Of all the sciences, astronomy is one that welcomes the assistance of the amateur community. Whether its measuring variable stars, finding supernovae, searching for alien life, or even discovering extrasolar planets, amateurs make a huge contribution to astronomy. And now there’s a new way you can contribute: classifying galaxies.
There’s a new project called the Galaxy Zoo, which is calling on the public to help classify 1,000,000 galaxies. This research will help reveal whether astronomers current models of the Universe are correct or not.
In order to take part, you go to the Galaxy Zoo website, and then participate in a short tutorial, which teaches you to tell the difference between spiral and elliptical galaxies. It sounds easy, but when the galaxies are seen edge on, it can actually be pretty difficult; but it’s a task that’s almost impossible for a computer. There are also stars and satellite trails that can mess you up.
Then you take a test to see if you’ve picked up the skills you need to do the job. Get more than 8 correct and you’ve met the criteria to join the galaxy hunting team.
Now that you’ve got the “eye”, the site presents you with currently unclassified galaxies and asks you to categorize them: spiral or elliptical. If it’s a spiral, you need to say which way it’s rotating, or if it’s edge on.
With 1 million galaxies to identify, I suspect the organizers are going to be shocked at how quickly this work is going to come together.
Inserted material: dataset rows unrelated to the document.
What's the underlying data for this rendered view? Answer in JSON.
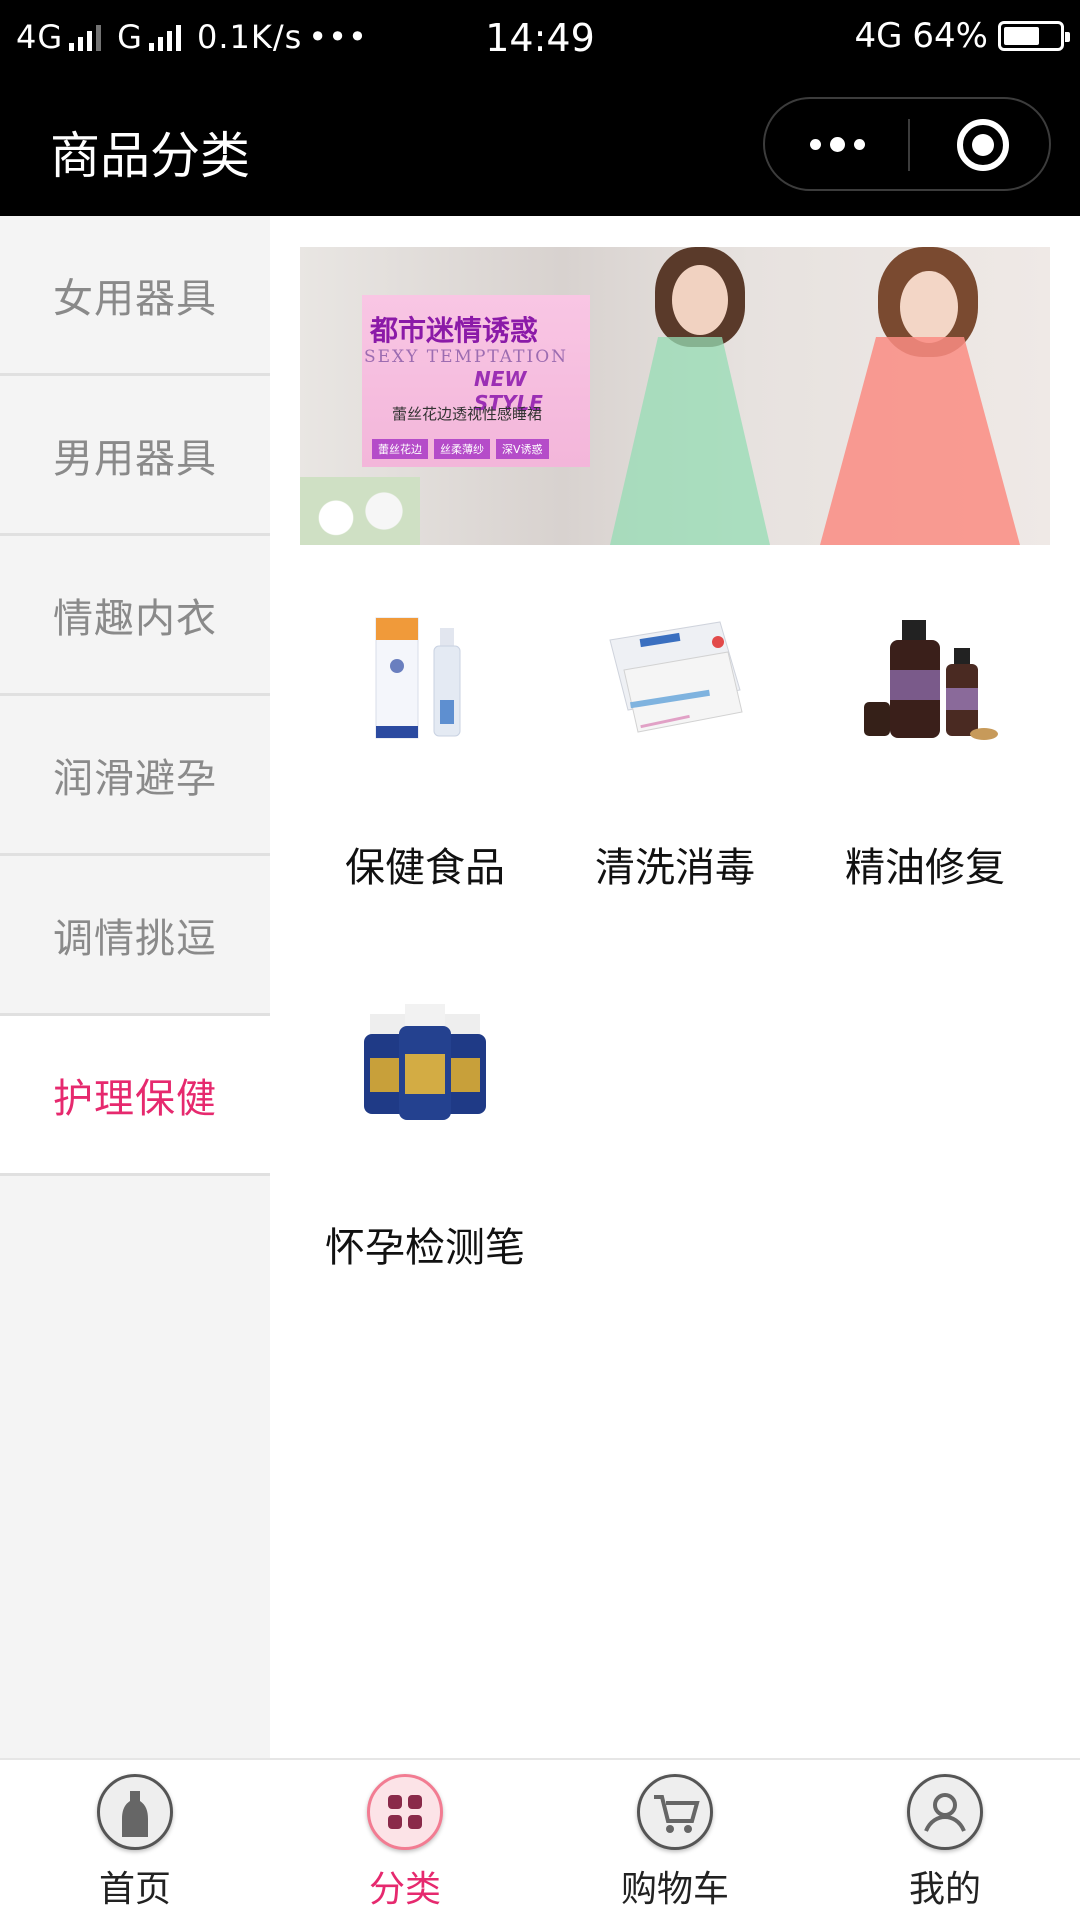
{
  "status_bar": {
    "network1": "4G",
    "network2": "G",
    "speed": "0.1K/s",
    "dots": "•••",
    "time": "14:49",
    "network_right": "4G",
    "battery": "64%",
    "battery_level": 0.64
  },
  "nav": {
    "title": "商品分类"
  },
  "sidebar": {
    "items": [
      {
        "label": "女用器具"
      },
      {
        "label": "男用器具"
      },
      {
        "label": "情趣内衣"
      },
      {
        "label": "润滑避孕"
      },
      {
        "label": "调情挑逗"
      },
      {
        "label": "护理保健"
      }
    ],
    "active_index": 5
  },
  "banner": {
    "title": "都市迷情诱惑",
    "en1": "SEXY TEMPTATION",
    "en2": "NEW STYLE",
    "subtitle": "蕾丝花边透视性感睡裙",
    "tags": [
      "蕾丝花边",
      "丝柔薄纱",
      "深V诱惑"
    ]
  },
  "products": [
    {
      "label": "保健食品",
      "icon": "spray-bottle-icon"
    },
    {
      "label": "清洗消毒",
      "icon": "test-kit-icon"
    },
    {
      "label": "精油修复",
      "icon": "essential-oil-icon"
    },
    {
      "label": "怀孕检测笔",
      "icon": "supplement-bottles-icon"
    }
  ],
  "tabbar": {
    "items": [
      {
        "label": "首页",
        "icon": "home-bottle-icon"
      },
      {
        "label": "分类",
        "icon": "category-grid-icon"
      },
      {
        "label": "购物车",
        "icon": "cart-icon"
      },
      {
        "label": "我的",
        "icon": "user-icon"
      }
    ],
    "active_index": 1
  },
  "colors": {
    "accent": "#e6296e",
    "nav_bg": "#000000",
    "sidebar_bg": "#f4f4f4"
  }
}
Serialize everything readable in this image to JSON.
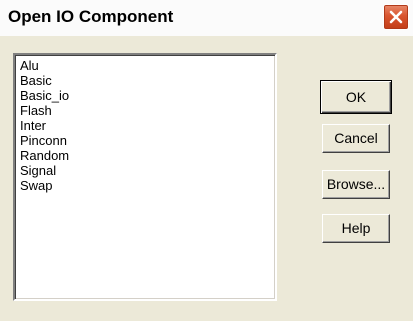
{
  "window": {
    "title": "Open IO Component",
    "close_icon": "close-icon"
  },
  "list": {
    "items": [
      "Alu",
      "Basic",
      "Basic_io",
      "Flash",
      "Inter",
      "Pinconn",
      "Random",
      "Signal",
      "Swap"
    ]
  },
  "buttons": {
    "ok": "OK",
    "cancel": "Cancel",
    "browse": "Browse...",
    "help": "Help"
  },
  "colors": {
    "dialog_bg": "#ece9d8",
    "close_red": "#d9552f"
  }
}
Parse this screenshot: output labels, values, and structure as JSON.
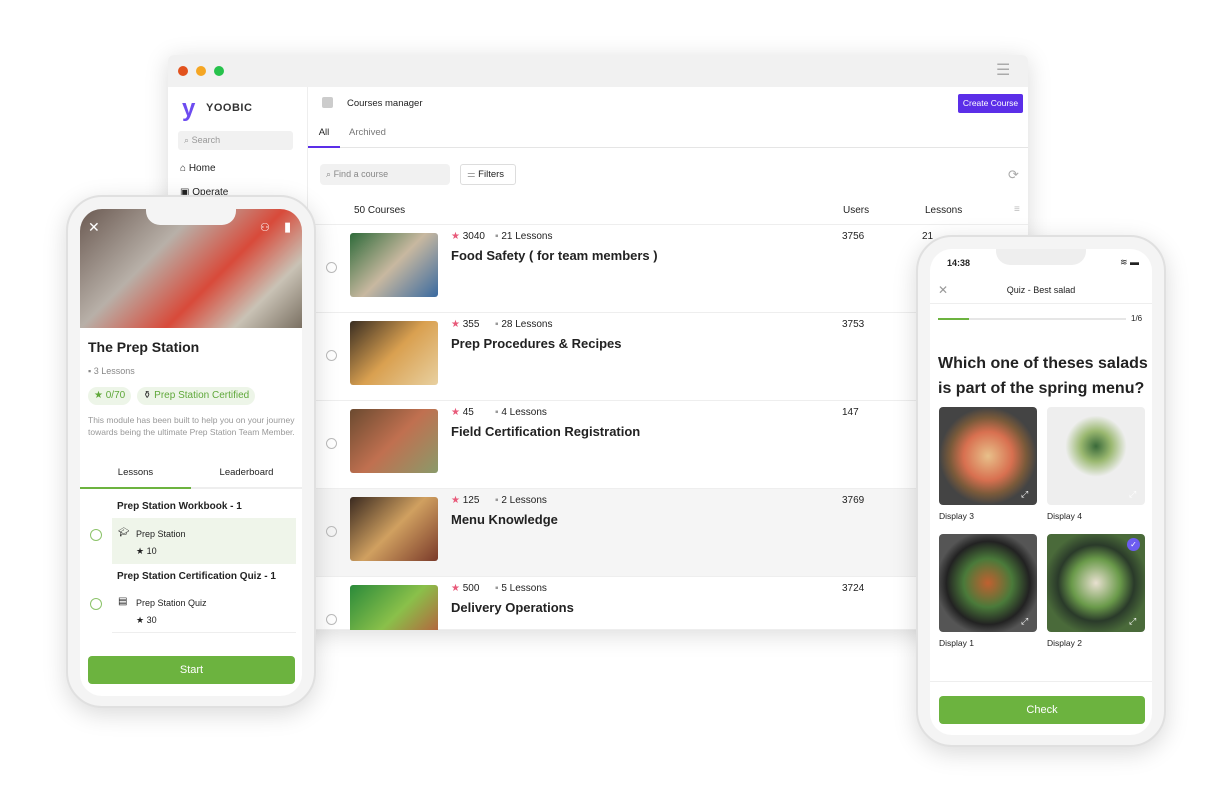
{
  "desktop": {
    "brand": "YOOBIC",
    "sidebar": {
      "search_placeholder": "Search",
      "items": [
        {
          "label": "Home",
          "icon": "home-icon"
        },
        {
          "label": "Operate",
          "icon": "briefcase-icon"
        }
      ]
    },
    "header": {
      "title": "Courses manager",
      "create_button": "Create Course"
    },
    "tabs": [
      "All",
      "Archived"
    ],
    "toolbar": {
      "find_placeholder": "Find a course",
      "filters": "Filters"
    },
    "table": {
      "count": "50 Courses",
      "col_users": "Users",
      "col_lessons": "Lessons",
      "rows": [
        {
          "rating": "3040",
          "lessons": "21 Lessons",
          "title": "Food Safety ( for team members )",
          "users": "3756",
          "lessons_col": "21"
        },
        {
          "rating": "355",
          "lessons": "28 Lessons",
          "title": "Prep Procedures & Recipes",
          "users": "3753",
          "lessons_col": ""
        },
        {
          "rating": "45",
          "lessons": "4 Lessons",
          "title": "Field Certification Registration",
          "users": "147",
          "lessons_col": ""
        },
        {
          "rating": "125",
          "lessons": "2 Lessons",
          "title": "Menu Knowledge",
          "users": "3769",
          "lessons_col": ""
        },
        {
          "rating": "500",
          "lessons": "5 Lessons",
          "title": "Delivery Operations",
          "users": "3724",
          "lessons_col": ""
        }
      ]
    },
    "accent": "#5b2ee8"
  },
  "left_phone": {
    "title": "The Prep Station",
    "lessons": "3 Lessons",
    "points": "0/70",
    "badge": "Prep Station Certified",
    "description": "This module has been built to help you on your journey towards being the ultimate Prep Station Team Member.",
    "tabs": [
      "Lessons",
      "Leaderboard"
    ],
    "sections": [
      {
        "heading": "Prep Station Workbook - 1",
        "item": "Prep Station",
        "points": "10",
        "icon": "graduation-cap-icon"
      },
      {
        "heading": "Prep Station Certification Quiz - 1",
        "item": "Prep Station Quiz",
        "points": "30",
        "icon": "clipboard-icon"
      }
    ],
    "start": "Start",
    "accent": "#6cb33f"
  },
  "right_phone": {
    "time": "14:38",
    "title": "Quiz - Best salad",
    "progress_label": "1/6",
    "progress": 0.167,
    "question": "Which one of theses salads is part of the spring menu?",
    "options": [
      {
        "label": "Display 3"
      },
      {
        "label": "Display 4"
      },
      {
        "label": "Display 1"
      },
      {
        "label": "Display 2",
        "selected": true
      }
    ],
    "check": "Check"
  }
}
Come do your part, it’s pretty fun. I categorized 10 as I was writing this article.
Original Source:Galaxy Zoo